Posts, Camps, Stations and Airfields
Vernalis Bombing Range No. 6
Target No. 6 circa 1943
US Army Corps of Engineers Sacramento
District History (21 September 1999)
On July 14, 1943, the Navy Department began
condemnation proceedings, pursuant to the request of the Acting
Secretary of the Navy, to acquire 160 acres from John and Rose
Gallagher. The complaint filed in Civil No. 4719 states that the
Navy selected the property to be used as a site for a dive bombing
target. The Navy initially sought the exclusive use and occupancy
of the property for the period ending June 30, 1944 .
This action was later dismissed as the leasehold
interest of the property described in the Complaint had been acquired
by the DoD in direct negotiation and title to the leasehold interest
was then vested in the United States. The property was acquired
under Lease Number NOy(R)-339656.
A July 21, 1945 Organization Chart for Naval
Air Bases in the Twelfth Naval District lists Bombing Range No.
6 under NAAS, Vernalis, which in turn is under NAS, Alameda. While
none of the other documents collected regarding NAAS, Vernalis
(the Base) refer specifically to the Base's use of the target,
the documents do state that the Base was originally intended to
support the operations of two bombing squadrons, and was used
by PB4Y's and PV's. The Base's function was later changed to support
the operations of carrier-based squadrons, which were completing
advanced training, and to base such squadrons pending their assignment
and arrival of transportation. In this later capacity, the Base
was used by Air Groups, Torpedo, Fighter, Bomber, and Composite
Squadrons. NAAS, Crows Landing is nearby and may also have used
the range for practice.
On February 2, 1945, the Commander of Fleet
Air Alameda requested that Target No. 6, Vernalis be retained
until June 1946. The target was also included on a list of targets
for temporary retention as of January 1946.
According to a report on the Status of Facilities
as of February 15, 1947, the lease for Facility No. 6, Vernalis,
was in the process of being terminated to the Lessor as in accordance
with a December 5, 1946 letter.
History (17 May 2006) by Daniel M. Sebby, Military Historian, California
Vernalis Bombing Target Number 6 was one
of dozens of ranges under the control of the Commander, Naval
Air Bases, 12th Naval District headquartered at Naval Air Station
Alameda and under the day-to-day control of Naval Auxiliary Air
Station (NAAS), Vernalis. It was established in 1943 when 160
acres of grazing land were leased (lease NOy(R)-339656) from

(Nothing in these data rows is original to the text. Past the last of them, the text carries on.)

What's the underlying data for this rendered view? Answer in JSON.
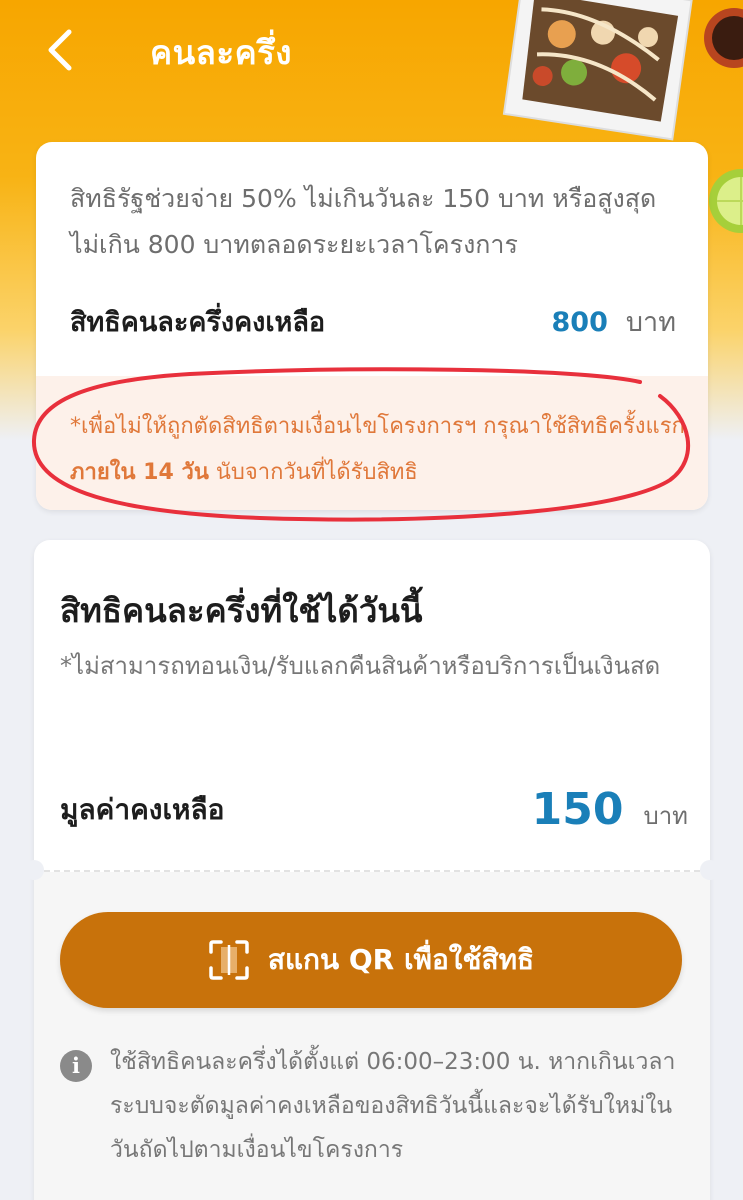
{
  "header": {
    "title": "คนละครึ่ง",
    "back_icon": "chevron-left-icon"
  },
  "summary_card": {
    "description": "สิทธิรัฐช่วยจ่าย 50% ไม่เกินวันละ 150 บาท หรือสูงสุดไม่เกิน 800 บาทตลอดระยะเวลาโครงการ",
    "remaining_label": "สิทธิคนละครึ่งคงเหลือ",
    "remaining_value": "800",
    "remaining_unit": "บาท",
    "warning_prefix": "*เพื่อไม่ให้ถูกตัดสิทธิตามเงื่อนไขโครงการฯ กรุณาใช้สิทธิครั้งแรก ",
    "warning_bold": "ภายใน 14 วัน",
    "warning_suffix": " นับจากวันที่ได้รับสิทธิ"
  },
  "today_card": {
    "title": "สิทธิคนละครึ่งที่ใช้ได้วันนี้",
    "note": "*ไม่สามารถทอนเงิน/รับแลกคืนสินค้าหรือบริการเป็นเงินสด",
    "value_label": "มูลค่าคงเหลือ",
    "value_amount": "150",
    "value_unit": "บาท",
    "scan_button_label": "สแกน QR เพื่อใช้สิทธิ",
    "scan_icon": "qr-scan-icon",
    "info_icon": "info-icon",
    "info_text": "ใช้สิทธิคนละครึ่งได้ตั้งแต่ 06:00–23:00 น. หากเกินเวลา ระบบจะตัดมูลค่าคงเหลือของสิทธิวันนี้และจะได้รับใหม่ในวันถัดไปตามเงื่อนไขโครงการ"
  },
  "colors": {
    "header": "#f7a600",
    "accent_blue": "#1a7fb8",
    "button": "#c8720b",
    "warning_text": "#e0783a",
    "annotation": "#e8303c"
  }
}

John and Rose Gallagher.
During the Second World War, NAAS Vernalis was established as
a training base for the Navy's land based heavy patrol bombers.
Initially, the Lockheed PV2 "Harpoon" (Army designation
B-37 "Hudson") was stationed at the field. Eventually
the Harpoon was replaced by the Consolidated PB4Y "Liberator/Privateer"
(Army designation B-24 Liberator; Shettle 1997). In both cases,
the standard bomb load would have consisted of general purpose
bombs up to, and including, a 2,000-pound general purpose bomb.
Later in the war, it was decided to move the patrol bomber squadrons
to NAAS Crows Landing because that runway more suitable for the
weight of the PB4Y's. With this move, Carrier Air Group units
began to train at NAAS Vernalis (Shettle 1997). These carrier
based squadrons would have operated the following aircraft:
F4F "Wildcat" Fighter
F6F "Hellcat" Fighter
TBF/TBM "Avenger" Torpedo Bomber
SBD "Dauntless" Dive Bomber
F4U "Corsair" Fighter
SB2C "Helldiver" Bomber.
As with the patrol bombers, the largest
bomb that could be carried was the 2,000-pound general purpose
bomb. Although designated as a torpedo bomber, the TBF/TBM "Avenger"
could carry a single 2,000-pound general purpose bomb in its
weapons bay. It is possible that the Avenger may have trained
on this range. Machine guns on these aircraft were the standard
.30 and .50-caliber designs with the exception of the "Helldiver,"
which also mounted two forward firing 20 millimeter cannons
With the introduction of fleet units came the requirement for
training with the first generation rockets. These were often
conventional naval anti-aircraft shells (5 inch/.38-caliber)
attached to a rocket motor (Mondey 1982).
The U.S. Navy continued to use the range until 5 December 1946
when the lease was terminated and control of the property returned
to the Gallaghers.